**DATA FOR THE TASK:**
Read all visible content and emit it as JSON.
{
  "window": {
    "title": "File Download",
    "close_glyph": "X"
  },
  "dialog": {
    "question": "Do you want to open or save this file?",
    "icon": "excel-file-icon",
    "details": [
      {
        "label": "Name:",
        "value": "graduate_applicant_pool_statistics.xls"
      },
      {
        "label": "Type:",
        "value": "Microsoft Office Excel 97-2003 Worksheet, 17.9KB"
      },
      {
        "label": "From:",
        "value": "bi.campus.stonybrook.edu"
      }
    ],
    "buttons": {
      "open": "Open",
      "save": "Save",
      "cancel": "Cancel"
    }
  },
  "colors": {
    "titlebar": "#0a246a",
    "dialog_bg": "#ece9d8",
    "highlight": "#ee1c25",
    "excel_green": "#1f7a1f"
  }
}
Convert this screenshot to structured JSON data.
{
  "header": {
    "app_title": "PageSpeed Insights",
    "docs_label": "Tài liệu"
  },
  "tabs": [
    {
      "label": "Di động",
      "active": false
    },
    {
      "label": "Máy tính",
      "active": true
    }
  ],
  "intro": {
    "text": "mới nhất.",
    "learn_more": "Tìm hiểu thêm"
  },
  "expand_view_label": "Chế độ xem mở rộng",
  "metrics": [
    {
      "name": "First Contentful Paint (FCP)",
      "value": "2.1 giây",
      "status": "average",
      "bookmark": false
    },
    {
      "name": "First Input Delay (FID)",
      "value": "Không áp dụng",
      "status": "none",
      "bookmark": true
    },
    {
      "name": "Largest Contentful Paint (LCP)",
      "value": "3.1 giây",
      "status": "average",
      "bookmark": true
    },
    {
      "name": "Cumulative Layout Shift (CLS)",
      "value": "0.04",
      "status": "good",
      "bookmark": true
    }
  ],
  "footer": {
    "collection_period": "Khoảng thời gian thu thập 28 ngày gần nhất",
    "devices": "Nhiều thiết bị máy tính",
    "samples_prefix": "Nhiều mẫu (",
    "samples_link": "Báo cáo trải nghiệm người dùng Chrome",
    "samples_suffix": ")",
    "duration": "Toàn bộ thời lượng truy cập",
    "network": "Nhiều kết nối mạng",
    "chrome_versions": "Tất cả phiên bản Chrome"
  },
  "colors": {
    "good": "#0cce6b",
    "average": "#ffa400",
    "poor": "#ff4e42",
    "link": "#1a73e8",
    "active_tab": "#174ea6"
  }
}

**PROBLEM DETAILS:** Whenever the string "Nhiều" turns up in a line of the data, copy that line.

**TASK RESULT:**
    "devices": "Nhiều thiết bị máy tính",
    "samples_prefix": "Nhiều mẫu (",
    "network": "Nhiều kết nối mạng",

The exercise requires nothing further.